Over the course of the week, many meaningful connections were made. From Earl Einarson’s critique of the concept Indigenous Ways of Knowing, to Amanda Coolidge’s bridging the access gap through Open Source Education, presenters challenged the audience to consider education through different lenses. It is examples like these that have helped me to establish a foundation, a starting point, from which to begin to build my own path and I am grateful for the opportunity.
Coolidge, A. (2021, April 12-16). Open education: what it is; what it does and its amazing impact! [Symposium Presentation]. Master of Arts in Learning and Technology Virtual Symposium, Royal Roads University, Victoria, BC, Canada. https://docs.google.com/document/d/1mQS_o-C_jO2taghriJfXKDsgfa1fUL0mTDMo2JTGSJc/edit#
Crichton, S., & Kinsel, E. (2021, April 12-16). Design conversations with bc educator: Lessons learned during covid-19 and more – canelearn [Symposium Presentation]. Master of Arts in Learning and Technology Virtual Symposium, Royal Roads University, Victoria, BC, Canada. https://docs.google.com/document/d/1mQS_o-C_jO2taghriJfXKDsgfa1fUL0mTDMo2JTGSJc/edit#

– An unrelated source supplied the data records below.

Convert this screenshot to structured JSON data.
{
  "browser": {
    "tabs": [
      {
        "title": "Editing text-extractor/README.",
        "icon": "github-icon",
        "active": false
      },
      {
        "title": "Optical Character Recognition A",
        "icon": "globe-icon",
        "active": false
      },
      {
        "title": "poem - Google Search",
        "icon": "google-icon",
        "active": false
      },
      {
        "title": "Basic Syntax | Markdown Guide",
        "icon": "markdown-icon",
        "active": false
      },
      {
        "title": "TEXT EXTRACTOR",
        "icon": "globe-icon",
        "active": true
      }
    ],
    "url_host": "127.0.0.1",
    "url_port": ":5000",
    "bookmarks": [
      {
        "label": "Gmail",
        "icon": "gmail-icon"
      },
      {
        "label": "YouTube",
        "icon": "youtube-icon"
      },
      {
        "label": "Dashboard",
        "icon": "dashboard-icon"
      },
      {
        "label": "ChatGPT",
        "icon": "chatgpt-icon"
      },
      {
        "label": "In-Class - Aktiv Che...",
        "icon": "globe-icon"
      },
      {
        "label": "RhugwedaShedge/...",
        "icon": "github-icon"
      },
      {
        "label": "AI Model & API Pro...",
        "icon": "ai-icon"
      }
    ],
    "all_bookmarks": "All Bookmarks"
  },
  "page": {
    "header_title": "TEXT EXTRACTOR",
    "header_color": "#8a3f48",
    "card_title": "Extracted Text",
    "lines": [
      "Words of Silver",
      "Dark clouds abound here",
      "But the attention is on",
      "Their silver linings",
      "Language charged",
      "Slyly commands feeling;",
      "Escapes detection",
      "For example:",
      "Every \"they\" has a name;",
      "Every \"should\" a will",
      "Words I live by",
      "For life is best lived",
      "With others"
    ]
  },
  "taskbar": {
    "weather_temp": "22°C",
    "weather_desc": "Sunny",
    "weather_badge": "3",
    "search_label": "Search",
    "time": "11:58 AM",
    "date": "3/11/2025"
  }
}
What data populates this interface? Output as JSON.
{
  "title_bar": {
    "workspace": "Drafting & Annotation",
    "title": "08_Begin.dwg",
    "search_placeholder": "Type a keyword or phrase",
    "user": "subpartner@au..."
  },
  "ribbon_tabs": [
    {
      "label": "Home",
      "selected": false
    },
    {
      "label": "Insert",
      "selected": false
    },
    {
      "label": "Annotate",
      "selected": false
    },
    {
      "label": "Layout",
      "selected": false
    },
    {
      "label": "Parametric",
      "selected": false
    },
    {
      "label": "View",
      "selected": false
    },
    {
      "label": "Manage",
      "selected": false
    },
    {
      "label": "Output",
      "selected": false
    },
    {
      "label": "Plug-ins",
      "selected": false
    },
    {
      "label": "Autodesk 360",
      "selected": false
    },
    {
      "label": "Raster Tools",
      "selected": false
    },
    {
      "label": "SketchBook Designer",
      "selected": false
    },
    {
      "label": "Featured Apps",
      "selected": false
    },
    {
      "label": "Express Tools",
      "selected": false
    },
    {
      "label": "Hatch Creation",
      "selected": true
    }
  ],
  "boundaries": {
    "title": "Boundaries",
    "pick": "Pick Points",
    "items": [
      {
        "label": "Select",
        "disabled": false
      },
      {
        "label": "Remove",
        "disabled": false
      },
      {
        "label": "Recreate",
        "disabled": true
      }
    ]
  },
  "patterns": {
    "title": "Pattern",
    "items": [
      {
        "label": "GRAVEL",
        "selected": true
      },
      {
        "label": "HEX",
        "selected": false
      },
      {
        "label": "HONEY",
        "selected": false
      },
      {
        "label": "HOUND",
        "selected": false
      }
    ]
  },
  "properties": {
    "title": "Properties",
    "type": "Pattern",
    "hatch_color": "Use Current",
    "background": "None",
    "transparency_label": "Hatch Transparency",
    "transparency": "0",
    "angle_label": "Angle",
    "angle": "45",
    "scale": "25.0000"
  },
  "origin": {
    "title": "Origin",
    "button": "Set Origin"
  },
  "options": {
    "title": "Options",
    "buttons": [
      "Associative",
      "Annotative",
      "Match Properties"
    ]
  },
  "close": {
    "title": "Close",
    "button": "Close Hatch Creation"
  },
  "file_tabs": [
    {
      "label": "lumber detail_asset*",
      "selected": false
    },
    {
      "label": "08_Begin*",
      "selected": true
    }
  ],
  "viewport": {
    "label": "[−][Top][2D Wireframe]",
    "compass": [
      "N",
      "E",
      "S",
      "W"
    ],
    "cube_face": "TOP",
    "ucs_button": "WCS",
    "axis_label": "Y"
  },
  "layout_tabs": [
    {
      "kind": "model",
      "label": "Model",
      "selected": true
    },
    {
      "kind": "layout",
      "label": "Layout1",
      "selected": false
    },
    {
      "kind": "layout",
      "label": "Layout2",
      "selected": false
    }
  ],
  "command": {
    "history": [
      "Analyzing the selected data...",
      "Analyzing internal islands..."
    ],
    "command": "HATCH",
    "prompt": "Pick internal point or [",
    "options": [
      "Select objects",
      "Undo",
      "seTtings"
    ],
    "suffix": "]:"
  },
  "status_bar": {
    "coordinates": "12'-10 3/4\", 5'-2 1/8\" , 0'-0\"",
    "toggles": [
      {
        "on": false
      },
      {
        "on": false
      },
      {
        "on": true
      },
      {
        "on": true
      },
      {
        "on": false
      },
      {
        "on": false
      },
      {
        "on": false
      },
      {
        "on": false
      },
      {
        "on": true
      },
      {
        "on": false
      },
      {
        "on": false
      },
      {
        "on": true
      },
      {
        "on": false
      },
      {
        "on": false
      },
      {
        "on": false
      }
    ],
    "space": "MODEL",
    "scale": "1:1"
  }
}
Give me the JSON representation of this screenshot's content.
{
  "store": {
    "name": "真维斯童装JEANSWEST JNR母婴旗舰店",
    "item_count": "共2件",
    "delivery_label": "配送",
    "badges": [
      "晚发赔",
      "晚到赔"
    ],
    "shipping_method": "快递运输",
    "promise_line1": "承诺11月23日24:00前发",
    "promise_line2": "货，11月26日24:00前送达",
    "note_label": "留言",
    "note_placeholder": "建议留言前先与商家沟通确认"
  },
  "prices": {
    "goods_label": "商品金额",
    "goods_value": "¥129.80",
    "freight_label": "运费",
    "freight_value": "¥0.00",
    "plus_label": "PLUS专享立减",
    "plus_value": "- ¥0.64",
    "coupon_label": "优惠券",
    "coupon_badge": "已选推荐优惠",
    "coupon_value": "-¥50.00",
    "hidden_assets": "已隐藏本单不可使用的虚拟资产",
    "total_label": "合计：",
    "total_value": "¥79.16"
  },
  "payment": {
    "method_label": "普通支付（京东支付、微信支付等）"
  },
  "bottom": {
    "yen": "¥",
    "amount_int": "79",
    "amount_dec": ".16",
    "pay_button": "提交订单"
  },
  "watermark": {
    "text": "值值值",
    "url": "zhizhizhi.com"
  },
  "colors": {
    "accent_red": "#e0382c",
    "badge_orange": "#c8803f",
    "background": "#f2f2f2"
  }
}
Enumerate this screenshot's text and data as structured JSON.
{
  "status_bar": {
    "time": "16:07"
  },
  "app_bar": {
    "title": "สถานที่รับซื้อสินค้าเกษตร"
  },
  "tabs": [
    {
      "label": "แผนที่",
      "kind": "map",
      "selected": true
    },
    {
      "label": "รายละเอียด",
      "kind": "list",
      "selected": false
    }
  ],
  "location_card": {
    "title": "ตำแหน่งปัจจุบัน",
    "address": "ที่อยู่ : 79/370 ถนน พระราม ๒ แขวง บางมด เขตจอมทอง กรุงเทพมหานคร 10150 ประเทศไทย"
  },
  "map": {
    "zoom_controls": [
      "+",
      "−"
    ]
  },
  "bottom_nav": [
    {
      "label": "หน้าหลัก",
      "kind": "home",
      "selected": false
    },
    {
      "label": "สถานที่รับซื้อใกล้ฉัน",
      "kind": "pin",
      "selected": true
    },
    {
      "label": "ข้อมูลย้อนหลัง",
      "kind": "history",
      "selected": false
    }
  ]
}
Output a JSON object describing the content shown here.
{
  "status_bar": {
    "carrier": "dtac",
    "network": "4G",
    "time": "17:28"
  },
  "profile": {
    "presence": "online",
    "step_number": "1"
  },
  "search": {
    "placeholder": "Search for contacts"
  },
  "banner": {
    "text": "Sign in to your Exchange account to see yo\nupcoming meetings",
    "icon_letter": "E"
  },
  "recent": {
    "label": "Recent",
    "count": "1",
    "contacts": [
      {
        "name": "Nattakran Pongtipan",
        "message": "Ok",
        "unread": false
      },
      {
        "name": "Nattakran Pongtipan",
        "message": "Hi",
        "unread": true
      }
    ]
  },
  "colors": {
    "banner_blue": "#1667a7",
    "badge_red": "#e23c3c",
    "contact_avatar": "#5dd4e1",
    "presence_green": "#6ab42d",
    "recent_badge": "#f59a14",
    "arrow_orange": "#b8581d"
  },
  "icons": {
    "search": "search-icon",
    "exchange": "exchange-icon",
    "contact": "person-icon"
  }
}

Crichton, S., & Kinsel, E. (2021, March 23). Design principles for online learning: british columbia study. https://secureservercdn.net/184.108.40.206/sgf.292.myftpupload.com/wp-content/uploads/2021/03/CANeLearn-BC-Study-Design-Principles-for-Online-Learning-March-23-2021.pdf
Einarson, E. (2021). How can we incorporate Indigenous Worldviews in the creation of online culturally safe learning environments? [Unpublished applied research project]. Royal Roads University.
Prescott, S. (2021, January 19). From: Bridging digital equity and culturally responsive education in prek–12: Leveraging pandemic pedagogy to rethink the status quo. https://www.newamerica.org/education-policy/reports/bridging-digital-equity-and-culturally-responsive-education-in-prek12/framing-the-problem